This Marvel Comix-based big screen adventure is not just for 15-year-old males. Brooding, smart, crisp, astonishing and edgy — that’s Iron Man, and its star Robert Downey Jr. who pretty much owns the screen from the scorching opening in war-torn Afghanistan to the final delightful shot. I repeat, Iron Man is a thinking woman’s gloss on at least three Greek myths, one or two Freudian complexes and the age-old battle between the forces of light and the forces of darkness.
Value-added for film buffs, Iron Man looks sensational, and serves up an orgy of visual quotes from Metropolis, Aliens, Gattaca, as well as reframing both the tale of Icarus and Plato’s myth of the cave.
As a Blakean flawed genius, Downey works his way into the short list of great American actors. (I know you’re thinking I have slipped a cog here. It’s a marvel Comix industrial design heavy metal flick — but Downey rockets Iron Man way out of the mere fantasy hormone genre.)

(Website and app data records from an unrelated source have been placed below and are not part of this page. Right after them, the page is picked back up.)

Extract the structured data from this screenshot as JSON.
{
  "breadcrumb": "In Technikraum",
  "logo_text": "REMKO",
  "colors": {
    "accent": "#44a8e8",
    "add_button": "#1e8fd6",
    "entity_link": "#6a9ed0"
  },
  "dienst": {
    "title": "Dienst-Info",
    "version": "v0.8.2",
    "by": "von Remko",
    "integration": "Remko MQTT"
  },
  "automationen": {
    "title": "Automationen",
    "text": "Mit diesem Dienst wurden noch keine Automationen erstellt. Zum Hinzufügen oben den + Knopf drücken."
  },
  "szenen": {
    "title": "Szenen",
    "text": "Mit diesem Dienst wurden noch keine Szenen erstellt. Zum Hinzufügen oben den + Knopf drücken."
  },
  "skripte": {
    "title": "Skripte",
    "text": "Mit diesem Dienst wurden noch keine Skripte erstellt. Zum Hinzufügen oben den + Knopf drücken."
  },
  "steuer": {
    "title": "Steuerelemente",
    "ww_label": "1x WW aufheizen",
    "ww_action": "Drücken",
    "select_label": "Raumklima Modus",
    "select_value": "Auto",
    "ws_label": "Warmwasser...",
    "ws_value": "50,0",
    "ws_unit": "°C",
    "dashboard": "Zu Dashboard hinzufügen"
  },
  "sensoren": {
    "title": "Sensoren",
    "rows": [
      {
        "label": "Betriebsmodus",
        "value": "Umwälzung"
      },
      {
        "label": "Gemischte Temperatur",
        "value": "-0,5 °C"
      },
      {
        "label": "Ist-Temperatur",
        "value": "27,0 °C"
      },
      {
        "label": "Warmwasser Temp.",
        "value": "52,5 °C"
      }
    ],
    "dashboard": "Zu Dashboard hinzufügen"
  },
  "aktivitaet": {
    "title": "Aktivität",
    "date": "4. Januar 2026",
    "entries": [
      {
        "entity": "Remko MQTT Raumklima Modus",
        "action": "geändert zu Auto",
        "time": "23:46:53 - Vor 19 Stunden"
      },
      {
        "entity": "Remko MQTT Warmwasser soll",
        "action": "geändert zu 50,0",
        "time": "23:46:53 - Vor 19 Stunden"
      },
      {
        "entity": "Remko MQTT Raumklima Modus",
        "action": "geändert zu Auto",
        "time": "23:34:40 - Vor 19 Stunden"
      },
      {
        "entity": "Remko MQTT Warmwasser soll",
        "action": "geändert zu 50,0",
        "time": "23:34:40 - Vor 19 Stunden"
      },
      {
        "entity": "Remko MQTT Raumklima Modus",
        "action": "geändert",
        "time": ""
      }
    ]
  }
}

Muscular, graceful and charismatically weary, Downey builds on the tight, searing performance he gave in Zodiac, modulating his role as spoiled munitions billionaire Tony Stark into an existential character with energy to burn and a believably redemptive mission. Throwing his body, and an encyclopedic array of facial responses into the role, Downey pretty much doesn’t care how much of his own addictive suffering he reveals. Every nuance goes into powering his character through a mesmerizing transformation, with help from the most astonishing arsenal of techno-artistry (think Boccioni on cyber-steroids) yet seen on the screen.
Cast as Stark’s entrepreneurial mentor, Jeff Bridges struts his delicious stuff and even the blandly pretty Gwyneth Paltrow seems just right in the Moneypenny role of faithful, ultra-competent “girl Friday.”
I just can’t find anything not to like about this film. It moves, it’s gifted with a script committed to smart, rather than heroic-generic. Downey’s presence gives it total street cred, and cinematic credibility. Watching him move, his eyes blazing with intelligence, his body riddled with a variety of high-tech assaults, we’re watching the heir to James Dean, the young DiNiro and what Sean Penn with less ego might have been. At the end of Iron Man all I could think about was Downey in his next major film role.